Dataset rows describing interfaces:
------------------------------------

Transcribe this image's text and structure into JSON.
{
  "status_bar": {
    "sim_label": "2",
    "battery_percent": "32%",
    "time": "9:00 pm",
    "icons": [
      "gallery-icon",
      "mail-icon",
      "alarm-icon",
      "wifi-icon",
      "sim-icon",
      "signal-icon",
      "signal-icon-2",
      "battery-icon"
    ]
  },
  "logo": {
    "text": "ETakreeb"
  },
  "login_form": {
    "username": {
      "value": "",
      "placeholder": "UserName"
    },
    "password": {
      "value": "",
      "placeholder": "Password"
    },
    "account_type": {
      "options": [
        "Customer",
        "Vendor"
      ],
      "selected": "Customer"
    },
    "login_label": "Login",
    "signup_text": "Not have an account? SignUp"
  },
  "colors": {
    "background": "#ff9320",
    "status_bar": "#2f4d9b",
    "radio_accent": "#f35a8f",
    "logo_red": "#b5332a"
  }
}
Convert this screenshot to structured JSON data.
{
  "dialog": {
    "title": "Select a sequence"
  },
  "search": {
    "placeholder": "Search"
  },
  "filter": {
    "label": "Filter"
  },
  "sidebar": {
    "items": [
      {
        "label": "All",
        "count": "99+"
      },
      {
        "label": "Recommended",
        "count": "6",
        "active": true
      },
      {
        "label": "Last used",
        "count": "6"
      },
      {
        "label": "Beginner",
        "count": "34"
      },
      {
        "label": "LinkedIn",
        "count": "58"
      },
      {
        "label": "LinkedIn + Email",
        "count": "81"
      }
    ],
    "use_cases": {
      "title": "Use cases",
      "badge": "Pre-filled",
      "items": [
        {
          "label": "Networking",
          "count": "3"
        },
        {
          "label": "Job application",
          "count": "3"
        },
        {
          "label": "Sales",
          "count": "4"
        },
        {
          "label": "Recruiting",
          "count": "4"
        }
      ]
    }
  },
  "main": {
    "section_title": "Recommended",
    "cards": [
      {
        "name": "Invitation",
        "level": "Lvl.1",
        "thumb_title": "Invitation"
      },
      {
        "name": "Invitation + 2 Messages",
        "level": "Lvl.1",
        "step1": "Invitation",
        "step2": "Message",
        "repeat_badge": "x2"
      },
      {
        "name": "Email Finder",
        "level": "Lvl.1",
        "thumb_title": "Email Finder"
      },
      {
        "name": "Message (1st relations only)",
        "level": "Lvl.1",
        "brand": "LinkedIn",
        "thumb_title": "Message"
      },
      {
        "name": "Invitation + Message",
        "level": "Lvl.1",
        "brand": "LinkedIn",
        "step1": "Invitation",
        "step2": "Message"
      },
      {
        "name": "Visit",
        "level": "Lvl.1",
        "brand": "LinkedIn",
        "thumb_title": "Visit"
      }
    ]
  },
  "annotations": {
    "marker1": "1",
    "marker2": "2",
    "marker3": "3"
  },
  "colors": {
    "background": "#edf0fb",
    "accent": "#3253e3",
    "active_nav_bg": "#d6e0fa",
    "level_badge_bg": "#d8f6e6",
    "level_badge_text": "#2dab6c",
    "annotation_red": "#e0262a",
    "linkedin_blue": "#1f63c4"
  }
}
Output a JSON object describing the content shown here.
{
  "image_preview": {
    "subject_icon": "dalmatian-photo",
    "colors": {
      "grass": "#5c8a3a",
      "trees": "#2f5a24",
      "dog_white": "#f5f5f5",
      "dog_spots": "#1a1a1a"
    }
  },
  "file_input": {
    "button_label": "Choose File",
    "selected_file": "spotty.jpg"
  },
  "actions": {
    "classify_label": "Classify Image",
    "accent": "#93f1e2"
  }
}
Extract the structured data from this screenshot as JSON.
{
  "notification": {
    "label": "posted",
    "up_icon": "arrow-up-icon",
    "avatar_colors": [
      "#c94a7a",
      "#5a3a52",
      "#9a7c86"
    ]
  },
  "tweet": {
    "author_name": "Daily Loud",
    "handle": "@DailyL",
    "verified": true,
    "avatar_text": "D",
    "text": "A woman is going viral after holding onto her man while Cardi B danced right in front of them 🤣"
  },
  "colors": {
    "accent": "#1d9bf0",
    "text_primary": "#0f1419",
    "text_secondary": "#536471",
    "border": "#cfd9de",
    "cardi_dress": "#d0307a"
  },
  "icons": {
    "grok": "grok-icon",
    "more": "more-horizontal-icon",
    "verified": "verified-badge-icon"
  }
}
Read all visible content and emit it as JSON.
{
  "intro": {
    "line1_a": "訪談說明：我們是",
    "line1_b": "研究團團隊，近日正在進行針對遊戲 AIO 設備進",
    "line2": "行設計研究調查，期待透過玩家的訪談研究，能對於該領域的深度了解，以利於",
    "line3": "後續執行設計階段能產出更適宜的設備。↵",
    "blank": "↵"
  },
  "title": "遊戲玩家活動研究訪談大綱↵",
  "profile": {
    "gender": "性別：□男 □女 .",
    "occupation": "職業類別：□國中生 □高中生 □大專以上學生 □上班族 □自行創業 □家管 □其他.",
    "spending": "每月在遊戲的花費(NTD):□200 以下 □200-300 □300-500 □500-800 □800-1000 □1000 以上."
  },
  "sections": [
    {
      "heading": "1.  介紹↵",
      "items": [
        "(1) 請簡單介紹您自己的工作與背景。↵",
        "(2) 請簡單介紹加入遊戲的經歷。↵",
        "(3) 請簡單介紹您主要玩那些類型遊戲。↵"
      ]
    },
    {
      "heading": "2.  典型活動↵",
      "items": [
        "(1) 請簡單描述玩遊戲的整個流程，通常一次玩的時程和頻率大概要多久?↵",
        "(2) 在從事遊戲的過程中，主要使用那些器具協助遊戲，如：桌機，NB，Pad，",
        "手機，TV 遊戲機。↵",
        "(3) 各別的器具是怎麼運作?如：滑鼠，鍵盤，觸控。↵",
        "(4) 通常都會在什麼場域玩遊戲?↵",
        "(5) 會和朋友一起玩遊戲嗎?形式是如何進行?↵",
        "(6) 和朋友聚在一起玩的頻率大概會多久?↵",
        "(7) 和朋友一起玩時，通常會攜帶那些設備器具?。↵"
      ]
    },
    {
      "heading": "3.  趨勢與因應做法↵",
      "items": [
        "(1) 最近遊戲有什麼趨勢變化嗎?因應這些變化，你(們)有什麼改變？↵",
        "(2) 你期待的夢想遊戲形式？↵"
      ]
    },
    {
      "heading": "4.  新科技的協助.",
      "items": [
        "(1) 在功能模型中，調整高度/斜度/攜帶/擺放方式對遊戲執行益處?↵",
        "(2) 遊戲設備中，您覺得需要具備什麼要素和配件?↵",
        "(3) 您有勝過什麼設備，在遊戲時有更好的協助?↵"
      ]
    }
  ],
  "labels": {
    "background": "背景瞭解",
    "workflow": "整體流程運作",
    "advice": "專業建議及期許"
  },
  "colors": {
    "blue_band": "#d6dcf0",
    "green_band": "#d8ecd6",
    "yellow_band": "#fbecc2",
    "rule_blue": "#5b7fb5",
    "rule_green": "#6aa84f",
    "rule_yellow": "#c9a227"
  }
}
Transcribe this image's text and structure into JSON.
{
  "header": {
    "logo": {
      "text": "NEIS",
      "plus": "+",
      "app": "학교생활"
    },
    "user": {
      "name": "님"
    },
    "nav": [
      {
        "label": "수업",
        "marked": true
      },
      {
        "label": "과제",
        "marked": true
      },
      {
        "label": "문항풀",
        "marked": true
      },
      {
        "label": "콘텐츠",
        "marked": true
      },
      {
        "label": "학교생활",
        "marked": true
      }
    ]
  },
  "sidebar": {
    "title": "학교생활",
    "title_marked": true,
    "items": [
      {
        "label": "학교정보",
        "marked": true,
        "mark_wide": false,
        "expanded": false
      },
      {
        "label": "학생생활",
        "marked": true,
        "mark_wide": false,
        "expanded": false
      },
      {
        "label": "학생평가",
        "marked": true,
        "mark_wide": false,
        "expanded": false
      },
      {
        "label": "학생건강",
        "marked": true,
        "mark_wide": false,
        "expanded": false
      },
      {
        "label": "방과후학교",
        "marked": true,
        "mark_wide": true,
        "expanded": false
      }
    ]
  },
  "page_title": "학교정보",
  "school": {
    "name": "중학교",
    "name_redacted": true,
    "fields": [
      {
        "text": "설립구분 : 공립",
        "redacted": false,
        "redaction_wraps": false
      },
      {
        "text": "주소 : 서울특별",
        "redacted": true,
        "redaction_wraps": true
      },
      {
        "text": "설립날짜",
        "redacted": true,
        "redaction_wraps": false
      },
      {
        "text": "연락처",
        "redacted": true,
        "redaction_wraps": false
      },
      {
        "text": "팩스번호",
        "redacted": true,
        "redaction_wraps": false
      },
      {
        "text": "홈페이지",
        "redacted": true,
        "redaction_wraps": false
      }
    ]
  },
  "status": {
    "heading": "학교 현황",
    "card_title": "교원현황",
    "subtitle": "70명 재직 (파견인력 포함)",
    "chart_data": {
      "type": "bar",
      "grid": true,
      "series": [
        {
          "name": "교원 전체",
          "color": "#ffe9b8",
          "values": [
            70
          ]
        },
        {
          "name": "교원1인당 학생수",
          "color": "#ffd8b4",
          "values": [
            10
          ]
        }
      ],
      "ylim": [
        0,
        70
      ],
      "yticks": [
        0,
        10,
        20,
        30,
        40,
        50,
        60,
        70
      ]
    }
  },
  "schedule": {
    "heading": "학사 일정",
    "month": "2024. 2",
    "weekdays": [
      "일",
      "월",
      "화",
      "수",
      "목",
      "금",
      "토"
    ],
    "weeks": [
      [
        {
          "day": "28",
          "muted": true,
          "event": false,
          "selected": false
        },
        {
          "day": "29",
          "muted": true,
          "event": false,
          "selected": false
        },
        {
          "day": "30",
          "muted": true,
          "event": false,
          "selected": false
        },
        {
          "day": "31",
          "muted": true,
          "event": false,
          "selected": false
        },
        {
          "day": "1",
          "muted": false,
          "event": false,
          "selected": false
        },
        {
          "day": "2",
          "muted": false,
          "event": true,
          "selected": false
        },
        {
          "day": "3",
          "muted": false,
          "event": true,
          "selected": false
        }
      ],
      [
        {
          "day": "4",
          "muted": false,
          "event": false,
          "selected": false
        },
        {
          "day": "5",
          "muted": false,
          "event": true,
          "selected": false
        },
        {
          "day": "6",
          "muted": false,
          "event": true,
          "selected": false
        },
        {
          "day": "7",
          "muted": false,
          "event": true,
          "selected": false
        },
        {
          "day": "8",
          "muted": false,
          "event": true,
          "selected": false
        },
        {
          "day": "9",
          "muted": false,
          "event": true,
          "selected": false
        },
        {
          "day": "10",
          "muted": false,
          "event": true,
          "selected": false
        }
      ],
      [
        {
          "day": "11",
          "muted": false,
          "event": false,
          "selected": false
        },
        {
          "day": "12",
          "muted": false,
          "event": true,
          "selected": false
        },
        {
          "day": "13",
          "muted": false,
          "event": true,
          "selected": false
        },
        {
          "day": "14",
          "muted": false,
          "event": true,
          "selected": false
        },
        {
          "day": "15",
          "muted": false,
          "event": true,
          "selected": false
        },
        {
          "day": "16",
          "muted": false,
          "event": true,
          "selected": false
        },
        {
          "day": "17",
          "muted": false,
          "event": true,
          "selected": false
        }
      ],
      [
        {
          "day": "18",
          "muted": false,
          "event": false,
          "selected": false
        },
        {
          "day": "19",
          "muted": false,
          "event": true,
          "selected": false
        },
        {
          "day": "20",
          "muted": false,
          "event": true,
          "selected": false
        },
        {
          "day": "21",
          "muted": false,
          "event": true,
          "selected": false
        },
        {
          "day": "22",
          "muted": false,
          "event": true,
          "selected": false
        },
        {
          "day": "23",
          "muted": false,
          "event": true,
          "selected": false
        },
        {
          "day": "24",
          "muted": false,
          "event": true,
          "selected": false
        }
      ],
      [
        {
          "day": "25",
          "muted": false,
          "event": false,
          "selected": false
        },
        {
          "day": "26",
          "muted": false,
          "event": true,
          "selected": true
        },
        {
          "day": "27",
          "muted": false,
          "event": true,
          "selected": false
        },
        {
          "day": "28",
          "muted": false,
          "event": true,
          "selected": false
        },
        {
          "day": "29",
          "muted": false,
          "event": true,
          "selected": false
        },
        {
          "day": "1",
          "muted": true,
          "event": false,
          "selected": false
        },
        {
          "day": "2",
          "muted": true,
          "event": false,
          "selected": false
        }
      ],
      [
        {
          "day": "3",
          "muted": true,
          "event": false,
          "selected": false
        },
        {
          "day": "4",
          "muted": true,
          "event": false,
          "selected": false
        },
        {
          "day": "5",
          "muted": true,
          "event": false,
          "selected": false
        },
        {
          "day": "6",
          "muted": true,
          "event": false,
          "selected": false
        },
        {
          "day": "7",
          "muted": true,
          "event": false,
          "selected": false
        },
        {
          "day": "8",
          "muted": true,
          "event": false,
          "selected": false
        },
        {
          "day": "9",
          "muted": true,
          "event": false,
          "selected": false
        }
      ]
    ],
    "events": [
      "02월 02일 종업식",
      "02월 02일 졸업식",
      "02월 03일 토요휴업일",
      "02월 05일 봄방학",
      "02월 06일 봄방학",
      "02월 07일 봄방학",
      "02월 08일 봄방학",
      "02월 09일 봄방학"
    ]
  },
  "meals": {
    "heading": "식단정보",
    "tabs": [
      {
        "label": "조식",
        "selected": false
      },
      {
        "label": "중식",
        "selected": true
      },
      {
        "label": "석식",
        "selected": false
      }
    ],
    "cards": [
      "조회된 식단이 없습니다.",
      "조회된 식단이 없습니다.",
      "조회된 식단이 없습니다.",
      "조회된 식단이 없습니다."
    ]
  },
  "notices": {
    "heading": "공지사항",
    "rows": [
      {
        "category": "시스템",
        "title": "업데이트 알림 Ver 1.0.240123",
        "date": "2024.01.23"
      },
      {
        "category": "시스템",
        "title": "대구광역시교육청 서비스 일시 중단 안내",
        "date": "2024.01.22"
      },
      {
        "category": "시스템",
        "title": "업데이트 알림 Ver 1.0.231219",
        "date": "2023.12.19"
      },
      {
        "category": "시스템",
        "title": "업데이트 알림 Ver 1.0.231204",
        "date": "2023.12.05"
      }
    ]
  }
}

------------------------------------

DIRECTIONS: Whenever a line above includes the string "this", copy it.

RESPONSE TO THE EXERCISE:
Transcribe this image's text and structure into JSON.
Convert this screenshot to structured JSON data.
Extract the structured data from this screenshot as JSON.
Transcribe this image's text and structure into JSON.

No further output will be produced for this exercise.